[Source records]
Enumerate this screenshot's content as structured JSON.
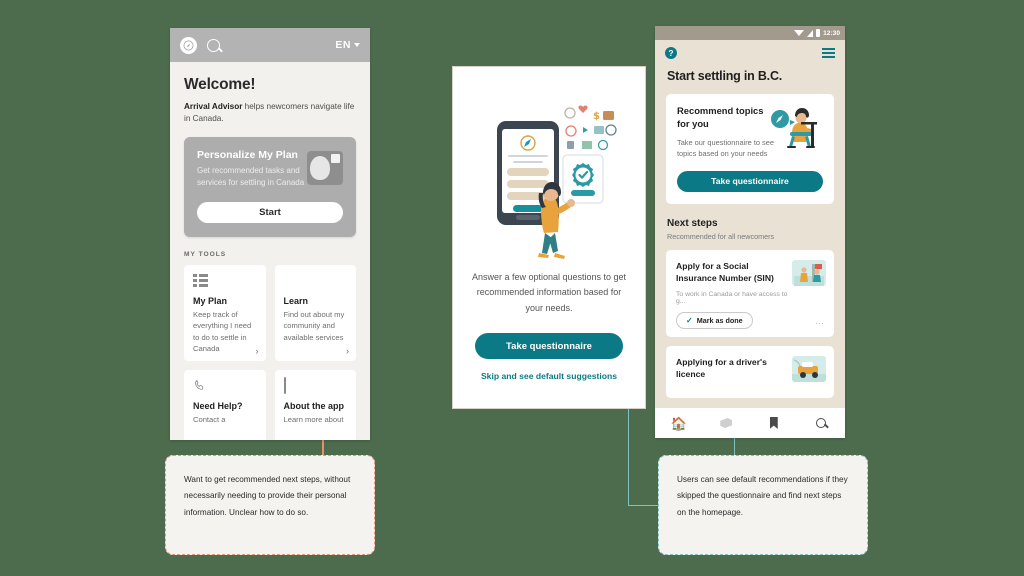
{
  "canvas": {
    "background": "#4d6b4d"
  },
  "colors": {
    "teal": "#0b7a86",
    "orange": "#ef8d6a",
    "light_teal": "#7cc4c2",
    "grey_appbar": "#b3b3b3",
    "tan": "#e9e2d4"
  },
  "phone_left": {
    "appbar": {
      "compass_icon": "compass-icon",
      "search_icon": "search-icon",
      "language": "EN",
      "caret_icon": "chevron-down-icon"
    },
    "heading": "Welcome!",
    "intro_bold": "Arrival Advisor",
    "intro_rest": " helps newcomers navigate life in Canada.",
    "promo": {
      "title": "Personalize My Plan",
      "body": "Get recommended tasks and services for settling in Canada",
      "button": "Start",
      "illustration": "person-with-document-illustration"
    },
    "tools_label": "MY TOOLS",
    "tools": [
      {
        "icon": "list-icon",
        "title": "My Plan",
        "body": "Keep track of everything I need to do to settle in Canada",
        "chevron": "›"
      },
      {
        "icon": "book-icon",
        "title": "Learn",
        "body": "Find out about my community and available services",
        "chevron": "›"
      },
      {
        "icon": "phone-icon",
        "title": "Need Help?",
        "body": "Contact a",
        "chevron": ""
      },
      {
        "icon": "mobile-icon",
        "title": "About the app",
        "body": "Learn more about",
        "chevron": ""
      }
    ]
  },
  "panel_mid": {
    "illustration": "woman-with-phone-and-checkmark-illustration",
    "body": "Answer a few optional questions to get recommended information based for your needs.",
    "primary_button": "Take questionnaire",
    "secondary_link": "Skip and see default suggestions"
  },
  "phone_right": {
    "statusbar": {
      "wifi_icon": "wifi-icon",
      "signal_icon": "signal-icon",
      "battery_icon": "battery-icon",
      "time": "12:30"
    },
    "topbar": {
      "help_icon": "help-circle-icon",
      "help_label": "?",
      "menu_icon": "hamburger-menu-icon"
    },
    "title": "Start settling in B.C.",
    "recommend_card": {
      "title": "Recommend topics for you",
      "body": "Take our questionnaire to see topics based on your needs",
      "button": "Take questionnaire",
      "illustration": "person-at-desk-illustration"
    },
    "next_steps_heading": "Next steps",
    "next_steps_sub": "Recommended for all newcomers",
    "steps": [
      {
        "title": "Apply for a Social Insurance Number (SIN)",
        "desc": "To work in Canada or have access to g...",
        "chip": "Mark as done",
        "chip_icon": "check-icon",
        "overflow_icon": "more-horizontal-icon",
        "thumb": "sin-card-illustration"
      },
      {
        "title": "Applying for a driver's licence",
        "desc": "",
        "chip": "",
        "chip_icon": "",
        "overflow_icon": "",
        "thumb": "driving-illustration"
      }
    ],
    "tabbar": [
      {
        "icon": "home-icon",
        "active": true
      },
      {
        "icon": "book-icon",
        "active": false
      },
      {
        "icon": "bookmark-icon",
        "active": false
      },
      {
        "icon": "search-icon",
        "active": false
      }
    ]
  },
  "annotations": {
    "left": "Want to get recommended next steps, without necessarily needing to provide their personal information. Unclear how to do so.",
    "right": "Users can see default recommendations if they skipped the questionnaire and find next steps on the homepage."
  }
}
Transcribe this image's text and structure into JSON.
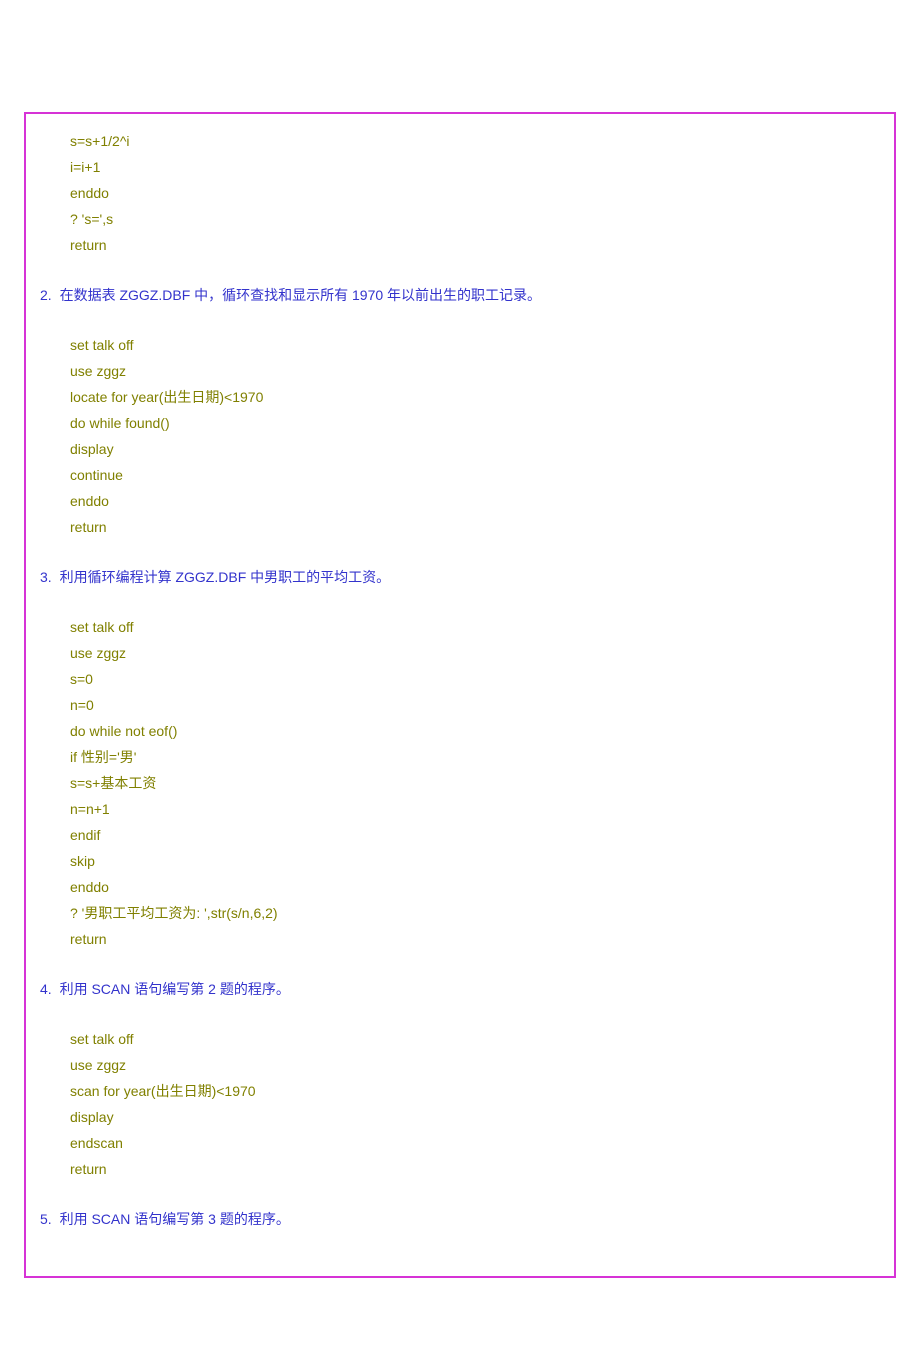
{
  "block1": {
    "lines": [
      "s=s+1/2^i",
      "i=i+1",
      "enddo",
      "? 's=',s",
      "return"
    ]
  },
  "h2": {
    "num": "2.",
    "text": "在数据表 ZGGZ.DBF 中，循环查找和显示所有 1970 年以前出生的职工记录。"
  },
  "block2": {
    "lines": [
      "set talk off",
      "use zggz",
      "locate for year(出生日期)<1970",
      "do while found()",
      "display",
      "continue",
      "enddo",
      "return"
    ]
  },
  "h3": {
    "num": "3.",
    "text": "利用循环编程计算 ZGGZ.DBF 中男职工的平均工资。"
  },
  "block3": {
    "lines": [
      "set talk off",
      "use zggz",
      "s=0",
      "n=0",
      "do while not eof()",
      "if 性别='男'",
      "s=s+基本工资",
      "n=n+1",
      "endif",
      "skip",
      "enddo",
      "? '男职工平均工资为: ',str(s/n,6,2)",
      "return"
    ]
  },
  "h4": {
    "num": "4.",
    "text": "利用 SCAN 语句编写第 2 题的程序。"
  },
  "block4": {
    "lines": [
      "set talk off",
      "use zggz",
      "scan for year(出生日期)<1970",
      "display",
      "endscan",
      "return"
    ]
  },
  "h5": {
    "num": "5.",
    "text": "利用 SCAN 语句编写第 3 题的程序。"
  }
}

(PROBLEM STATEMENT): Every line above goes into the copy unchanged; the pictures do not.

(PROBLEM SOLUTION):
Enumerate this screenshot's content as structured JSON.
{
  "canvas": {
    "background": "#4d6b4d"
  },
  "colors": {
    "teal": "#0b7a86",
    "orange": "#ef8d6a",
    "light_teal": "#7cc4c2",
    "grey_appbar": "#b3b3b3",
    "tan": "#e9e2d4"
  },
  "phone_left": {
    "appbar": {
      "compass_icon": "compass-icon",
      "search_icon": "search-icon",
      "language": "EN",
      "caret_icon": "chevron-down-icon"
    },
    "heading": "Welcome!",
    "intro_bold": "Arrival Advisor",
    "intro_rest": " helps newcomers navigate life in Canada.",
    "promo": {
      "title": "Personalize My Plan",
      "body": "Get recommended tasks and services for settling in Canada",
      "button": "Start",
      "illustration": "person-with-document-illustration"
    },
    "tools_label": "MY TOOLS",
    "tools": [
      {
        "icon": "list-icon",
        "title": "My Plan",
        "body": "Keep track of everything I need to do to settle in Canada",
        "chevron": "›"
      },
      {
        "icon": "book-icon",
        "title": "Learn",
        "body": "Find out about my community and available services",
        "chevron": "›"
      },
      {
        "icon": "phone-icon",
        "title": "Need Help?",
        "body": "Contact a",
        "chevron": ""
      },
      {
        "icon": "mobile-icon",
        "title": "About the app",
        "body": "Learn more about",
        "chevron": ""
      }
    ]
  },
  "panel_mid": {
    "illustration": "woman-with-phone-and-checkmark-illustration",
    "body": "Answer a few optional questions to get recommended information based for your needs.",
    "primary_button": "Take questionnaire",
    "secondary_link": "Skip and see default suggestions"
  },
  "phone_right": {
    "statusbar": {
      "wifi_icon": "wifi-icon",
      "signal_icon": "signal-icon",
      "battery_icon": "battery-icon",
      "time": "12:30"
    },
    "topbar": {
      "help_icon": "help-circle-icon",
      "help_label": "?",
      "menu_icon": "hamburger-menu-icon"
    },
    "title": "Start settling in B.C.",
    "recommend_card": {
      "title": "Recommend topics for you",
      "body": "Take our questionnaire to see topics based on your needs",
      "button": "Take questionnaire",
      "illustration": "person-at-desk-illustration"
    },
    "next_steps_heading": "Next steps",
    "next_steps_sub": "Recommended for all newcomers",
    "steps": [
      {
        "title": "Apply for a Social Insurance Number (SIN)",
        "desc": "To work in Canada or have access to g...",
        "chip": "Mark as done",
        "chip_icon": "check-icon",
        "overflow_icon": "more-horizontal-icon",
        "thumb": "sin-card-illustration"
      },
      {
        "title": "Applying for a driver's licence",
        "desc": "",
        "chip": "",
        "chip_icon": "",
        "overflow_icon": "",
        "thumb": "driving-illustration"
      }
    ],
    "tabbar": [
      {
        "icon": "home-icon",
        "active": true
      },
      {
        "icon": "book-icon",
        "active": false
      },
      {
        "icon": "bookmark-icon",
        "active": false
      },
      {
        "icon": "search-icon",
        "active": false
      }
    ]
  },
  "annotations": {
    "left": "Want to get recommended next steps, without necessarily needing to provide their personal information. Unclear how to do so.",
    "right": "Users can see default recommendations if they skipped the questionnaire and find next steps on the homepage."
  }
}
Transcribe this image's text and structure into JSON.
{
  "block1": {
    "lines": [
      "s=s+1/2^i",
      "i=i+1",
      "enddo",
      "? 's=',s",
      "return"
    ]
  },
  "h2": {
    "num": "2.",
    "text": "在数据表 ZGGZ.DBF 中，循环查找和显示所有 1970 年以前出生的职工记录。"
  },
  "block2": {
    "lines": [
      "set talk off",
      "use zggz",
      "locate for year(出生日期)<1970",
      "do while found()",
      "display",
      "continue",
      "enddo",
      "return"
    ]
  },
  "h3": {
    "num": "3.",
    "text": "利用循环编程计算 ZGGZ.DBF 中男职工的平均工资。"
  },
  "block3": {
    "lines": [
      "set talk off",
      "use zggz",
      "s=0",
      "n=0",
      "do while not eof()",
      "if 性别='男'",
      "s=s+基本工资",
      "n=n+1",
      "endif",
      "skip",
      "enddo",
      "? '男职工平均工资为: ',str(s/n,6,2)",
      "return"
    ]
  },
  "h4": {
    "num": "4.",
    "text": "利用 SCAN 语句编写第 2 题的程序。"
  },
  "block4": {
    "lines": [
      "set talk off",
      "use zggz",
      "scan for year(出生日期)<1970",
      "display",
      "endscan",
      "return"
    ]
  },
  "h5": {
    "num": "5.",
    "text": "利用 SCAN 语句编写第 3 题的程序。"
  }
}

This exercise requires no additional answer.